Mr A. N. Beal (M): It is surely a little optimistic to assume that restrictions on time of day for movement of unusual loads will have an ‘insignificant’ effect on their probability of combination with temperature differences (p179). Indeed, it is likely that correlations with time of day-and time of year-will have a dramatic effect on any
calculated probabilities and that the figures quoted in the paper can be regarded only as approximate in the extreme. However, in considering the problems of combined temperature and vehicle loading, there are non-probabilistic questions to ask-and these
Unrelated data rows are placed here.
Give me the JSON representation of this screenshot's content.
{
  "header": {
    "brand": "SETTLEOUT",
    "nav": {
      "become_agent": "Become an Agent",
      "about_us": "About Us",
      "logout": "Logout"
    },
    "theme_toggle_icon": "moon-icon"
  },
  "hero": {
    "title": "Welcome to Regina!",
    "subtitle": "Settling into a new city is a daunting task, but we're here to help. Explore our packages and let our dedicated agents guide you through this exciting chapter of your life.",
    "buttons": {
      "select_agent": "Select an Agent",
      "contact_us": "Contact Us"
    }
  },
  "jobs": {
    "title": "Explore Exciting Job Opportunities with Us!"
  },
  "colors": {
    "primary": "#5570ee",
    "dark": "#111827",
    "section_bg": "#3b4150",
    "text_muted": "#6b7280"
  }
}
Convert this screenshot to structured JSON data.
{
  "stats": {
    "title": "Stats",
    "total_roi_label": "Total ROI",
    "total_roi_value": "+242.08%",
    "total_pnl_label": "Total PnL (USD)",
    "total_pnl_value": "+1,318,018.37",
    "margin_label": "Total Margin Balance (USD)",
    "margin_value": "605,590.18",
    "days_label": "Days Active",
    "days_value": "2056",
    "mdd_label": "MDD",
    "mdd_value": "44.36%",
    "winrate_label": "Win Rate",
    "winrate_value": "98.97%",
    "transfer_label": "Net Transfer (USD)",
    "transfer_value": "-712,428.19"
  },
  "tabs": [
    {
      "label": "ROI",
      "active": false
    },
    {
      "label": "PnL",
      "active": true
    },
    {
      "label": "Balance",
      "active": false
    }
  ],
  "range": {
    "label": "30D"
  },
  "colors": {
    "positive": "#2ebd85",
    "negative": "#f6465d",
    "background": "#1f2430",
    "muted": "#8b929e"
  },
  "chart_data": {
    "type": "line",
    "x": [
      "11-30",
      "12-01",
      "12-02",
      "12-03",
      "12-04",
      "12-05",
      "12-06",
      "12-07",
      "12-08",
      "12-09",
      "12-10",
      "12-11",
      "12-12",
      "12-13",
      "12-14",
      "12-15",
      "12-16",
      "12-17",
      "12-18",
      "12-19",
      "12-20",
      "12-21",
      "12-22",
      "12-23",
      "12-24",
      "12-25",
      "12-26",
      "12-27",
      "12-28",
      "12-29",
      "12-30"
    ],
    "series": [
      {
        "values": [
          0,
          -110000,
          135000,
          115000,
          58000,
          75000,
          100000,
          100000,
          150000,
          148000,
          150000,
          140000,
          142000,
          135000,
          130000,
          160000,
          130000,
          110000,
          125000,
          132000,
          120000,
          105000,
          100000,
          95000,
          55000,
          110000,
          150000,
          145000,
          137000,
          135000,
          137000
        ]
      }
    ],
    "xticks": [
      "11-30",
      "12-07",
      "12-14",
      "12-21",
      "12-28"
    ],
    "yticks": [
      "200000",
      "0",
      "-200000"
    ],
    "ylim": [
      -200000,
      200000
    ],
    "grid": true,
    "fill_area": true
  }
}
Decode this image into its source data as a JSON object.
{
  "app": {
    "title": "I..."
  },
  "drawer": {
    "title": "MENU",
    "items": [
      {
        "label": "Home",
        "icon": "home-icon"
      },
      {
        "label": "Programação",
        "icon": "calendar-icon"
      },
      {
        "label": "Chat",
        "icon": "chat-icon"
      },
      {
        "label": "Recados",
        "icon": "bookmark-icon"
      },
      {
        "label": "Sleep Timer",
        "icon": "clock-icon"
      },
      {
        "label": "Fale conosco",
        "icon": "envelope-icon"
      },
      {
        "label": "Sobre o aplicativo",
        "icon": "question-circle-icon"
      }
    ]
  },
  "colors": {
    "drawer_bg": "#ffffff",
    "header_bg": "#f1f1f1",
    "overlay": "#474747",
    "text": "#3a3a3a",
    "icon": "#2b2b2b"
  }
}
may be more important. In particular, it should be remembered that temperature stresses arise from imposed deformations, whereas live and dead load stresses arise from imposed loads. The distinction is important because one is relieved by the onset of yielding, whereas, for the other, yielding leads to failure. Thus while temperature changes may lead to high calculated stresses, these are quite different in nature to, and much less worrying than, stresses due to applied loads-and this, rather than assumed probabilities of joint occurrence, may be the true reason for the satisfactory performance of bridges designed to pre-1973 rules.
Mr J. Wheeler (Main Roads Department, Perth, Western Australia):